Here’s what BA had to say about Cowart:
With his wide stance, sidearm release and total lack of any discernable stride, Cowart effectively quick-pitches every time he throws. That makes him a nightmare to hitters who haven’t seen him before, and it made him the perfect secret weapon when the Giants promoted him for the high Class A California League playoffs. He tossed three scoreless innings in relief of Henry Sosa to earn the victory in San Jose’s title-clincher. Cowart throws exclusively from the stretch and has dominated lower-level lineups on deception alone. He made San Francisco pay attention in 2006, when he began his pro career with a streak of 25 2/3 scoreless innings at short-season Salem-Keizer. Cowart’s fastball arrives in the low 80s but he spots it very well down in the strike zone. He also throws a changeup and slider, neither of which stands out much. Lefthanders give him some trouble and he could be exposed at higher levels, but he hasn’t gotten hit hard yet and the Giants will give him every opportunity to pitch his way into their future plans. Cowart’s most likely big league role would be as a reliever in the Chad Bradford mold. He’s headed to high Class A.
The Chad Bradford comparison is a good one and probably Cowarts top potential. He’s currently a starter right now in A-ball but should profile as a reliver in the bigs. I’ve been something of a Cowart fan since he was drafted and completed his first minor league season with the Giants in ’06.
Let’s take a look at Cowart’s stats:
YEAR LEVEL W L ERA IP H R ER SO H/9 HR/9 K/9 GO/AO 2006 A- 10 1 1.08 83.1 51 13 10 55 5.51 0.22 5.94 2.81 2007 A 14 7 2.39 169.2 152 59 45 95 8.06 0.21 5.04 2.27
Like BA said, Cowart works in the lower 80′s so K’s aren’t going to be his game. His K/9 ratio’s aren’t anything too impressive but when Cowart is at his best, he’s keeping the ball on the ground and letting his defenders do the work. In his first two years of minor league baseball, he’s posted a 2:1 groundball to flyball ratio, almost a 3:1 in ’06. Cowart is very stingy with the longball, too. In both seasons his HR/9 rate of .22 and .21 is incredible. For him to be successful, he’ll have to continue to keep the ball down and on the ground. Cowart effectively doubled his IP totals in ’07 and kept his HR/9 ratio the same. That’s some good groundball work.

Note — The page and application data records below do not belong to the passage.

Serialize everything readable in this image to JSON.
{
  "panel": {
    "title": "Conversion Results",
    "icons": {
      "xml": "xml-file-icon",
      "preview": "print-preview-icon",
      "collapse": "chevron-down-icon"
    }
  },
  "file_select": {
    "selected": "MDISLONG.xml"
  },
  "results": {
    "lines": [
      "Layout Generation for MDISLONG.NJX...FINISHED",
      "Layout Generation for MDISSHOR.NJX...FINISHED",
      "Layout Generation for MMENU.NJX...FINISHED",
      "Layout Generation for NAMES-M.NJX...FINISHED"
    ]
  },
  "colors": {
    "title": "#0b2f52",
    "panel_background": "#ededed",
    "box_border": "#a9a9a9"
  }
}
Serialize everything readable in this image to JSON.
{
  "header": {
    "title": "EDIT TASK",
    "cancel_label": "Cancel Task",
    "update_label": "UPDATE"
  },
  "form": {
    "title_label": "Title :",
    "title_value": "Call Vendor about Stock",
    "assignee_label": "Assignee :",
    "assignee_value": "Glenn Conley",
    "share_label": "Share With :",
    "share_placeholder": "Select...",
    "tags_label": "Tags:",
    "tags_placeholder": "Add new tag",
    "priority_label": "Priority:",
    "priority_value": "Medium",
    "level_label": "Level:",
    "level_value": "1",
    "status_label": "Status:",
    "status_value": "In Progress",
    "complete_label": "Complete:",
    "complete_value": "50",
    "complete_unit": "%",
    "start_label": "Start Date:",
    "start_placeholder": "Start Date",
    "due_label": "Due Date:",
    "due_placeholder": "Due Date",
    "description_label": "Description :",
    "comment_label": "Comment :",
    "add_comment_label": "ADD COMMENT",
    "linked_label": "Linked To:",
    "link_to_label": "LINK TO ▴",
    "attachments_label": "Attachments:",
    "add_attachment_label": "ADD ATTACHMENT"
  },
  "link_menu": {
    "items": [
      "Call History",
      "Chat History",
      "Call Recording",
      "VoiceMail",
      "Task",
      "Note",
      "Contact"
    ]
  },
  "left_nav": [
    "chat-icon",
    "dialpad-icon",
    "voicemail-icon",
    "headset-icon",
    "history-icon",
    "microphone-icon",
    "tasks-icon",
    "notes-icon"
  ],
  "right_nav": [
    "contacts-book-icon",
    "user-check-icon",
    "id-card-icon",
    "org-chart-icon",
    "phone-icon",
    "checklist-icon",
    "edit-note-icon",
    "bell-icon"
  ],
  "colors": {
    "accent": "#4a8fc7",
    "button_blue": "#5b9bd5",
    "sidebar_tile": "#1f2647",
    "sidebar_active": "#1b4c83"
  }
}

The Giants have been slow to promote Cowart. He dominated A- ball in ’06 and pitched quite strongly in ’07 as well. Both years, the Giants have left Cowart where he started the season. Like BA stated, he should be heading for A+ ball in ’08 and I hope that if he continues to pitch well in A+ ball, that the Giants move him up another level to challenge him. Despite the pitching friendly AA park that the Giants play in, the talent jump from A ball to AA ball is a big jump. Hitters are more adept at breaking stuff and are generally much more advanced than their A-ball counterparts. Why not promote Cowart a little more aggressively? The Giants know what he is, a ROOGY in the making, and he’s not going to ever add any velocity. Depending on if he improves his breaking stuff, the Adam Cowart you see right now is probably the same Cowart that you’ll see in 2-3 years.
Cowart still has a long road to travel because of his stuff and unorthodox motion. The collective of sideramers and submariners that have made it to the major leagues before him show that it can be done, and done in a different way.